HOLYOKE — A little girl asked one of Time magazine’s 100 most influential people in the world a simple question on Wednesday afternoon.
“Whose footsteps did you follow, or did you follow your own footsteps?” asked Yecelin Rios, 9.
Carmen Yulin Cruz, the mayor of San Juan, Puerto Rico, smiled and answered.
“Mostly my grandmother’s,” she said. “Even though I didn’t become a teacher like she did, there was something about the way that they always taught me that you have to pay it forward, you have to make sure that others also achieve what they want to achieve.”
The lesson stuck with her when she became one of the most outspoken voices on the island following Hurricane Maria’s devastation last fall. As Category 4 winds killed scores of people and left thousands without shelter, water, food, or power for months on end, Cruz drew admiration and criticism when she condemned the Trump administration’s response as woefully insufficient.
“When the aid was not getting to Puerto Rico, I couldn’t just be quiet,” Cruz said during a visit Wednesday to this Western Massachusetts city, where Puerto Ricans make up half the population. “It was my responsibility not just as a mayor but as a human to speak the truth.
The day after Cruz walked the red carpet for the Time 100 Gala where she was honored with celebrities such as Jennifer Lopez, activists such as Tarana Burke, and leaders of nations worldwide, Cruz spent the day encouraging young women here, as well as highlighting Puerto Rico’s ongoing struggles nearly eight months after the hurricane. She said she felt more comfortable in cargo pants, boots, and a T-shirt than a ball gown.
The mayor visited two local nonprofits, the Care Center and Girls inc. of Holyoke. At the Care Center, where young mothers work to attain their GED and go to college, Cruz was greeted by applause.
She made a point to hug every woman in the room.
“As women, I’ve found out recently you get a little more attention when you stand up and speak up,” she said. “For the most part, if a gentleman does it they’re assertive. If we do it, we’re hysterical.’’
Most like Anaid Rodriguez had family in Puerto Rico.

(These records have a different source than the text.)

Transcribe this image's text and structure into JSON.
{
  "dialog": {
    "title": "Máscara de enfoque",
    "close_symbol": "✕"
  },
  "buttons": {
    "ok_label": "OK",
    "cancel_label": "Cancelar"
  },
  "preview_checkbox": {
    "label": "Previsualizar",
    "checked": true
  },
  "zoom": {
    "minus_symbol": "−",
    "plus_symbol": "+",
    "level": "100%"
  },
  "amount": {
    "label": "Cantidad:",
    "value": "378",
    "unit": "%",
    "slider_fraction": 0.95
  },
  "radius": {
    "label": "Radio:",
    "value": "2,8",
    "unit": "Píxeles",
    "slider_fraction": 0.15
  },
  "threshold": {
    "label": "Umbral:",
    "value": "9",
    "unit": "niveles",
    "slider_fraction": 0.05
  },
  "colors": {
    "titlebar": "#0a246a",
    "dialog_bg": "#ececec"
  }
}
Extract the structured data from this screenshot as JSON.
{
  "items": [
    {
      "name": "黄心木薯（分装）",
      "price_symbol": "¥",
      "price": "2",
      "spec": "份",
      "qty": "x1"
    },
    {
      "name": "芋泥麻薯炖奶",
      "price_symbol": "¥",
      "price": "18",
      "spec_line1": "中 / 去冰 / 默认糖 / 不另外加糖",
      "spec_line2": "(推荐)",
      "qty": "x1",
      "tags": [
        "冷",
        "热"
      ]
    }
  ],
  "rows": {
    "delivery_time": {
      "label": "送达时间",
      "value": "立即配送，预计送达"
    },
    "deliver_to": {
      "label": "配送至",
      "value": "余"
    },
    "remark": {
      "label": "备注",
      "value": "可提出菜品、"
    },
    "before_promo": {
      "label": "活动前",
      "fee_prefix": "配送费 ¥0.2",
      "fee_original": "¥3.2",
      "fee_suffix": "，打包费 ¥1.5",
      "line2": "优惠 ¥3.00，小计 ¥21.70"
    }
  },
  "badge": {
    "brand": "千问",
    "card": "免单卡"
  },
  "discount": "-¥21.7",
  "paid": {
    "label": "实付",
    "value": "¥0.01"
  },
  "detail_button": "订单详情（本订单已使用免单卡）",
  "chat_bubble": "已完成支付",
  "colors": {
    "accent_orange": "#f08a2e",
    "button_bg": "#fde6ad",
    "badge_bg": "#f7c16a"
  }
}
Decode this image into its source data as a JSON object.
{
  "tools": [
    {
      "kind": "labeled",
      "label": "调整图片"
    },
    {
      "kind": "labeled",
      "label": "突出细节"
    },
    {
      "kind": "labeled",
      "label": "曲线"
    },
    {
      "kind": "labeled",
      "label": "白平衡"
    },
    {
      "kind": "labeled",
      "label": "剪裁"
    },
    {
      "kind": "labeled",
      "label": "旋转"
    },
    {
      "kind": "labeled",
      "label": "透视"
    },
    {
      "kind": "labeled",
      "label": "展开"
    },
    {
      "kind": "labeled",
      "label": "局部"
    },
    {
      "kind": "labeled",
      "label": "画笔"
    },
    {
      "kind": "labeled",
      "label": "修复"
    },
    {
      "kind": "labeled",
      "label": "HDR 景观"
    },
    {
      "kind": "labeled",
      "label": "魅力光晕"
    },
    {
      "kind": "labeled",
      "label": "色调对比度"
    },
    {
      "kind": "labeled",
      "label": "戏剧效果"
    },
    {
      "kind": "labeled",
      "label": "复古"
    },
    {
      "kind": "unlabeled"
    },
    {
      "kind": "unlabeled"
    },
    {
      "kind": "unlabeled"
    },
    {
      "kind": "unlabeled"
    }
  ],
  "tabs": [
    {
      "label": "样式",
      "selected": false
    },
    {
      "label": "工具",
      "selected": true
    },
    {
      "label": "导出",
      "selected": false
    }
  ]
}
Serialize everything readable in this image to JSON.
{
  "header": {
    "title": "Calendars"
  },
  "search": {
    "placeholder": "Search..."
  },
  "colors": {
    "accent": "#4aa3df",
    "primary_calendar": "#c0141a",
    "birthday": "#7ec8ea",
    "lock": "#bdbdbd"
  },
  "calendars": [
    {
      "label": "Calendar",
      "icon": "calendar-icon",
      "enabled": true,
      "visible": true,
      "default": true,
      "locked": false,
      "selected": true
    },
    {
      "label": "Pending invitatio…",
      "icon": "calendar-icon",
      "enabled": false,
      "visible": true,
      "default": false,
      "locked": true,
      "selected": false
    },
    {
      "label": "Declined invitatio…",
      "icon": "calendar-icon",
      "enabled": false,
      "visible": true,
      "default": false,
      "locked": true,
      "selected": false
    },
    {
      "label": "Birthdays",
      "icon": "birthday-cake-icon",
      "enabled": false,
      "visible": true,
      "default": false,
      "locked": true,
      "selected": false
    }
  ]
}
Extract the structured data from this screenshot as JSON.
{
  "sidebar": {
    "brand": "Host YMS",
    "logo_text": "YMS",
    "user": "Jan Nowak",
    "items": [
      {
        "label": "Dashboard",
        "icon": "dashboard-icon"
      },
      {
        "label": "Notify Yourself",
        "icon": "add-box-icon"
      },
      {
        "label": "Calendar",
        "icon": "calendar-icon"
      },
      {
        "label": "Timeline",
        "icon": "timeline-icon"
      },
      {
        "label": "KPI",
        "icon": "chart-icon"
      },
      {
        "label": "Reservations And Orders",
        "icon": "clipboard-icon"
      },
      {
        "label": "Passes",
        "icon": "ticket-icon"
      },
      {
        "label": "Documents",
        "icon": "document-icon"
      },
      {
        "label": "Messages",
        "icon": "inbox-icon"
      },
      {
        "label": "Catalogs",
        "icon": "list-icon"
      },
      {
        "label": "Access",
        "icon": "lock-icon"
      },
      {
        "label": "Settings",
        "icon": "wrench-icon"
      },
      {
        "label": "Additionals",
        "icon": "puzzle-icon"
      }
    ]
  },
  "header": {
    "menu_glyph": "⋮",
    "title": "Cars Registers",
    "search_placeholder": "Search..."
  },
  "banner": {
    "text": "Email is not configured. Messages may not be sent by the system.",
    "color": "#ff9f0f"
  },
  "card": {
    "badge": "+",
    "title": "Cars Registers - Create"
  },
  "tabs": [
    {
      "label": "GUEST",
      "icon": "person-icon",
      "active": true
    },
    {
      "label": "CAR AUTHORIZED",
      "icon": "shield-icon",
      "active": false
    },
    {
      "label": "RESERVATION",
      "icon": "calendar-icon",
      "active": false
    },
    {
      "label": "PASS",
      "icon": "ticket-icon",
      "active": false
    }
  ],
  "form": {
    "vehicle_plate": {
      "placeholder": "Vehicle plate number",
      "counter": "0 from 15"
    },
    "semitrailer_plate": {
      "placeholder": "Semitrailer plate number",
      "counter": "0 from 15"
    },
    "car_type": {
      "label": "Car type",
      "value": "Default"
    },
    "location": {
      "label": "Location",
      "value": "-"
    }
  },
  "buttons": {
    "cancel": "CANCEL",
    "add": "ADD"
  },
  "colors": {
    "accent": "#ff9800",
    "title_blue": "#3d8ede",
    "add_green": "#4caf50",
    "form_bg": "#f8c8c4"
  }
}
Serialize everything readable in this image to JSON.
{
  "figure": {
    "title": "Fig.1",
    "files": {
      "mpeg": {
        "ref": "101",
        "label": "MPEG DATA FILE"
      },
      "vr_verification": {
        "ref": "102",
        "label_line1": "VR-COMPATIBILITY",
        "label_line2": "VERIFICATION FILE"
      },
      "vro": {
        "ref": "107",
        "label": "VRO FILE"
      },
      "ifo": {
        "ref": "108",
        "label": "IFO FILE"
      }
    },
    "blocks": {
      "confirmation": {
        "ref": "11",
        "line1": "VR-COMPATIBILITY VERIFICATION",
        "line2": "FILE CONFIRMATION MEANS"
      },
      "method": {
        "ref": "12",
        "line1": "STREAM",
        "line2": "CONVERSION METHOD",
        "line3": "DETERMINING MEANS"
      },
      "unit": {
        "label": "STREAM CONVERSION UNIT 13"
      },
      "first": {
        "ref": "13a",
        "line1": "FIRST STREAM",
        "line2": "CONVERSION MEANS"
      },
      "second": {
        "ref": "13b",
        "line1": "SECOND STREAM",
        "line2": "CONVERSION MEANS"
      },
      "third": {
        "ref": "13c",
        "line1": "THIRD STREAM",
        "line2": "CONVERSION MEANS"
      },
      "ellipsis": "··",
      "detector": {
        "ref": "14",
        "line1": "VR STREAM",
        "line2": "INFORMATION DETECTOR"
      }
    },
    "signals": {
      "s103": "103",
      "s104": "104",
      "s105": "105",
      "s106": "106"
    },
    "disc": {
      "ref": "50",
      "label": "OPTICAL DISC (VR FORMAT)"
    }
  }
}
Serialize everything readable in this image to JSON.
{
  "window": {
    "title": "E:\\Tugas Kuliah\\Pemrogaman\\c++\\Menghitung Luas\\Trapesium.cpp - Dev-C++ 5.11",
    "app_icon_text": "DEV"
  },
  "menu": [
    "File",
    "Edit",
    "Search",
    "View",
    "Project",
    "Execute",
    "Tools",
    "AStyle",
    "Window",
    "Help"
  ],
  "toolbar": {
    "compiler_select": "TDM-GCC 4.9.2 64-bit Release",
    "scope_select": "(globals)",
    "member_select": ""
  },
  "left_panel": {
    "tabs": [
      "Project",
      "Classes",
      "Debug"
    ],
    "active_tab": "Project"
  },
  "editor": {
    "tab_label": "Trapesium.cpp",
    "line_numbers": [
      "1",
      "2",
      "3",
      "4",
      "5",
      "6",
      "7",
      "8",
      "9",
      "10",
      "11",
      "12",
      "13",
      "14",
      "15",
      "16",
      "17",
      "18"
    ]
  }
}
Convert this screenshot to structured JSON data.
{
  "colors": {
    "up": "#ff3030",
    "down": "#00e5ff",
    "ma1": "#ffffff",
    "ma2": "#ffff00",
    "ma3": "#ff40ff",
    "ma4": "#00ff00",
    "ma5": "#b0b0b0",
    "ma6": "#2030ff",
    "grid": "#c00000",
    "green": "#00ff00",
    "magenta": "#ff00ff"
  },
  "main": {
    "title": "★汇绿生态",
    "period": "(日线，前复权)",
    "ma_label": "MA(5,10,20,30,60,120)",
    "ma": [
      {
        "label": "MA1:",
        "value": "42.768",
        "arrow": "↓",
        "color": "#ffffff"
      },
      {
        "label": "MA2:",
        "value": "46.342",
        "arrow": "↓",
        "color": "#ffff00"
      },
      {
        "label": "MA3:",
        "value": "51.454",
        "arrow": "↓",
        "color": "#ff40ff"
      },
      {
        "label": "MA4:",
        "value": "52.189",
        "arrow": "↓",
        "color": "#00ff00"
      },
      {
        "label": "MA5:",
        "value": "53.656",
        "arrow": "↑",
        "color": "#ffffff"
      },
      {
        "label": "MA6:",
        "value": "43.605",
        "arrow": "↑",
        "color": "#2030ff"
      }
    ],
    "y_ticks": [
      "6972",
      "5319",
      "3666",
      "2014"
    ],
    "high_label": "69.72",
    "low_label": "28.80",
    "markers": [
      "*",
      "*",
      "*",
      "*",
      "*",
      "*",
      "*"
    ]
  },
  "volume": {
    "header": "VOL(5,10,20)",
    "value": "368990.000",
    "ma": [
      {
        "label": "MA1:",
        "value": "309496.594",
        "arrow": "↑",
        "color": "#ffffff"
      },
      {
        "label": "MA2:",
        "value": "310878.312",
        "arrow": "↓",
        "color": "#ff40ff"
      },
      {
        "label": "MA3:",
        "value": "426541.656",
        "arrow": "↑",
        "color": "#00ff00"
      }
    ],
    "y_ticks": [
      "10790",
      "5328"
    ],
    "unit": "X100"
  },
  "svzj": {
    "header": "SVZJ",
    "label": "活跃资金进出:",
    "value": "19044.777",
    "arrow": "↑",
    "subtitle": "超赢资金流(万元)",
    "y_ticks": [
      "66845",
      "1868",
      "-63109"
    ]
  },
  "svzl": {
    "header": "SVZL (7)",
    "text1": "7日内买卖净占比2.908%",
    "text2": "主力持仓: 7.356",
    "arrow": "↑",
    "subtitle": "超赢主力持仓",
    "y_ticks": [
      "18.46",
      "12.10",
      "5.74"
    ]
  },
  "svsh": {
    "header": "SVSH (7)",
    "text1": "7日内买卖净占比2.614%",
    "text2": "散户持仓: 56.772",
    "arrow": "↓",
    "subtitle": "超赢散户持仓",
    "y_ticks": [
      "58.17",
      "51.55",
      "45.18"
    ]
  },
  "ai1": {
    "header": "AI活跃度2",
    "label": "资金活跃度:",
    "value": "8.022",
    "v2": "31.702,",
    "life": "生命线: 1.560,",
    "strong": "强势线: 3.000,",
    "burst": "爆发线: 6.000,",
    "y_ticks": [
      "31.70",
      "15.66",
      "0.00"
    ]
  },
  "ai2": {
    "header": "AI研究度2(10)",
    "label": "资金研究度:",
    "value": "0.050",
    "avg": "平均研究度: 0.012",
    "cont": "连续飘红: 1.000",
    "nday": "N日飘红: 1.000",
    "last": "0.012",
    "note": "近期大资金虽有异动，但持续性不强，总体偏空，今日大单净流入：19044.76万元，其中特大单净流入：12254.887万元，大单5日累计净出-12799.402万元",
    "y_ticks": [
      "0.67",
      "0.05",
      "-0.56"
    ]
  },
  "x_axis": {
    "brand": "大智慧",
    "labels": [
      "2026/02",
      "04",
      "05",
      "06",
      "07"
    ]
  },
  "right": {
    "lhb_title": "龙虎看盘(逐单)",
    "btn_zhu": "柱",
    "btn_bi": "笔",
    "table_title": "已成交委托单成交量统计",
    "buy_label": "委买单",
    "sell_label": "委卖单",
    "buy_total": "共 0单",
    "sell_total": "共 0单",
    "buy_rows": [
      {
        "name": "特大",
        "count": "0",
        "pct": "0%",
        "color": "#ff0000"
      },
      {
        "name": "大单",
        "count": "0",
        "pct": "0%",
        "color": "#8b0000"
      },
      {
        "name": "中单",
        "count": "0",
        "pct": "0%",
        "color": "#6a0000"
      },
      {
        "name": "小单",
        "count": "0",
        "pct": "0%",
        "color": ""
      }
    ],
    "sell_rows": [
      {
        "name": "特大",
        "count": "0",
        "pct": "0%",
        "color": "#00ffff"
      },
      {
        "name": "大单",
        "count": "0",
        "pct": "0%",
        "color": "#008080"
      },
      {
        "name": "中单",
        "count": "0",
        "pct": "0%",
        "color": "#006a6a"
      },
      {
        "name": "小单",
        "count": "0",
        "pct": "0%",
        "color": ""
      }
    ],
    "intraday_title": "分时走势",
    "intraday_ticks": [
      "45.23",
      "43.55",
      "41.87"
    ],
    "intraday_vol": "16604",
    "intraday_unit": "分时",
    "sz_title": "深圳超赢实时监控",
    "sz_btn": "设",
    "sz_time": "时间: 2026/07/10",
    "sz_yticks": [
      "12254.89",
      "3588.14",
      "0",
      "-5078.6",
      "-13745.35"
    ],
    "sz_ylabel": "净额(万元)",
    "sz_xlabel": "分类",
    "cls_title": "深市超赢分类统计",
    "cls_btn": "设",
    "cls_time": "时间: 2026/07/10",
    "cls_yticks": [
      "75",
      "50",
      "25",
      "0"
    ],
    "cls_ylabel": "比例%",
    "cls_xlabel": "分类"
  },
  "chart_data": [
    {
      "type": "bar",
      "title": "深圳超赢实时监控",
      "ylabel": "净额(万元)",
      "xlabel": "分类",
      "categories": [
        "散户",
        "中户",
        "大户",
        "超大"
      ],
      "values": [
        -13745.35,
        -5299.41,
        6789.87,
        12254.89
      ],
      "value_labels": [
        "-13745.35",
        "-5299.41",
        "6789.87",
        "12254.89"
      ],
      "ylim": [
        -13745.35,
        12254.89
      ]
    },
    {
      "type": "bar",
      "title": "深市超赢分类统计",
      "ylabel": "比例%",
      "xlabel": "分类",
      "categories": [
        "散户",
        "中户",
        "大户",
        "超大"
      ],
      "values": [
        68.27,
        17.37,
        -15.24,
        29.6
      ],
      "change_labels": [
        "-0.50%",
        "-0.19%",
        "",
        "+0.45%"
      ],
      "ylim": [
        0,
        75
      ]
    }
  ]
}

She wanted to know how the 55-year-old mayor remained so calm when facing down Trump.
“Was she cursing him out in her head?” said Rodriguez, 18, a mother of a 1-year-old boy, who eventually wants to be a therapist. “I just wanted to know how she’s doing.”
Cruz was frank about her dealings with the Trump administration and the state of affairs on the island. She gave statistics about the high rates of suicide, about how towns still had to ration power. It made many tear up.
“The way I describe it is we were in the belly of hell,” Cruz said. “Now, estamos en la entrada del infierno [we’re at the gates of Hell.] But it’s still hell, and we have a long road to recovery.”
She encouraged the women to push for what they wanted despite challenges along the way.
“Power has nothing to do with the position you occupy,” Cruz said. “Power has to do with how you handle the circumstances life deals you.”
At Girl’s Inc. of Holyoke, she danced, sang snippets of songs by Lopez and Christina Aguilera, and told those in the room more than once that they could accomplish anything because being born girls was a particular kind of superpower.
“Now say it with me, ‘There is nothing that I cannot do,’ ” Cruz asked. They all repeated the mantra.
She had a busy couple of days in Western Massachusetts. Later Wednesday, Cruz spoke to hundreds during a question-and-answer session. On Thursday, she is set to attend a round table with high school leaders before a press conference, and then a keynote at Mount Holyoke College. On Friday, she is set to receive a key to the city of Holyoke.
Sheylliah Miranda-Cruz, 10, left an appearance by Cruz determined. She’d been bullied because she wanted to play tackle football.
“Now that the mayor talked to us . . . what I’m walking away with is my dignity and my bravery to do whatever I’ve set out to do,” she said.